Working data section start

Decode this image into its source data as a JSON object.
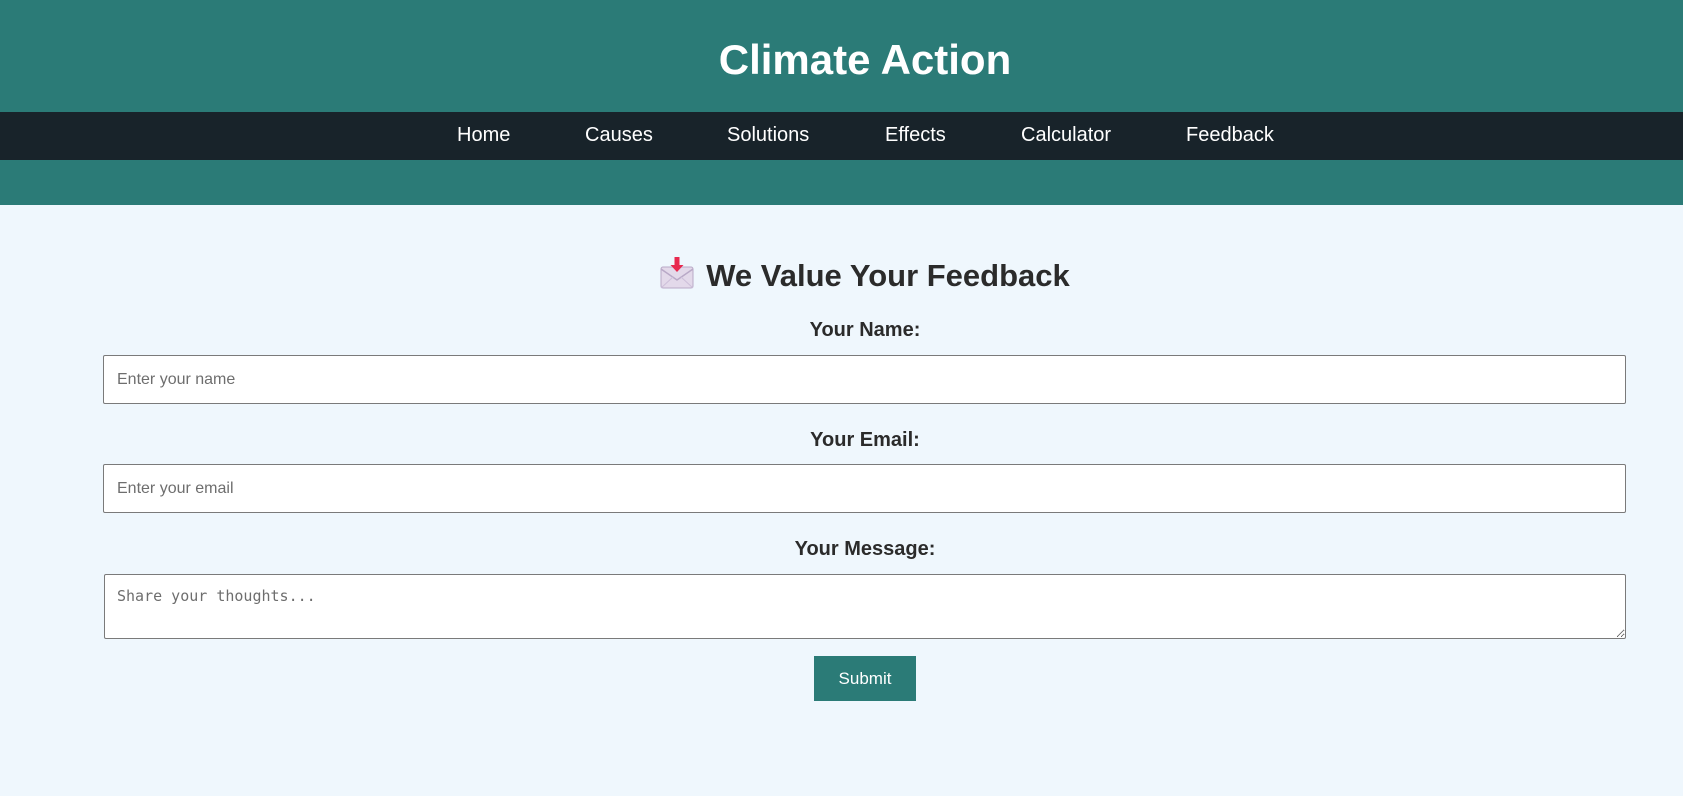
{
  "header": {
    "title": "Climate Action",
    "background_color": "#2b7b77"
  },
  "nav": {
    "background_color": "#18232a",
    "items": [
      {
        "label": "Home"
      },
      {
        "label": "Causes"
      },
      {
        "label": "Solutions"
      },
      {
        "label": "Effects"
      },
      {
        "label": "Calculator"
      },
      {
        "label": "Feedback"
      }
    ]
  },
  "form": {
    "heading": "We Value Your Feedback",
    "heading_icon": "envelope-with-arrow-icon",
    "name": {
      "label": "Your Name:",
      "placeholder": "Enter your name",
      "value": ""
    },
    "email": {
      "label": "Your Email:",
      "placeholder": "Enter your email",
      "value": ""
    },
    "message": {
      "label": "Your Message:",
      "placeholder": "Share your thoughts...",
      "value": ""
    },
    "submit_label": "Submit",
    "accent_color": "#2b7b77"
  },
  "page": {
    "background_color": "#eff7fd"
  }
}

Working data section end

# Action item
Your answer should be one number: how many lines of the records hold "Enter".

# Completed exercise
2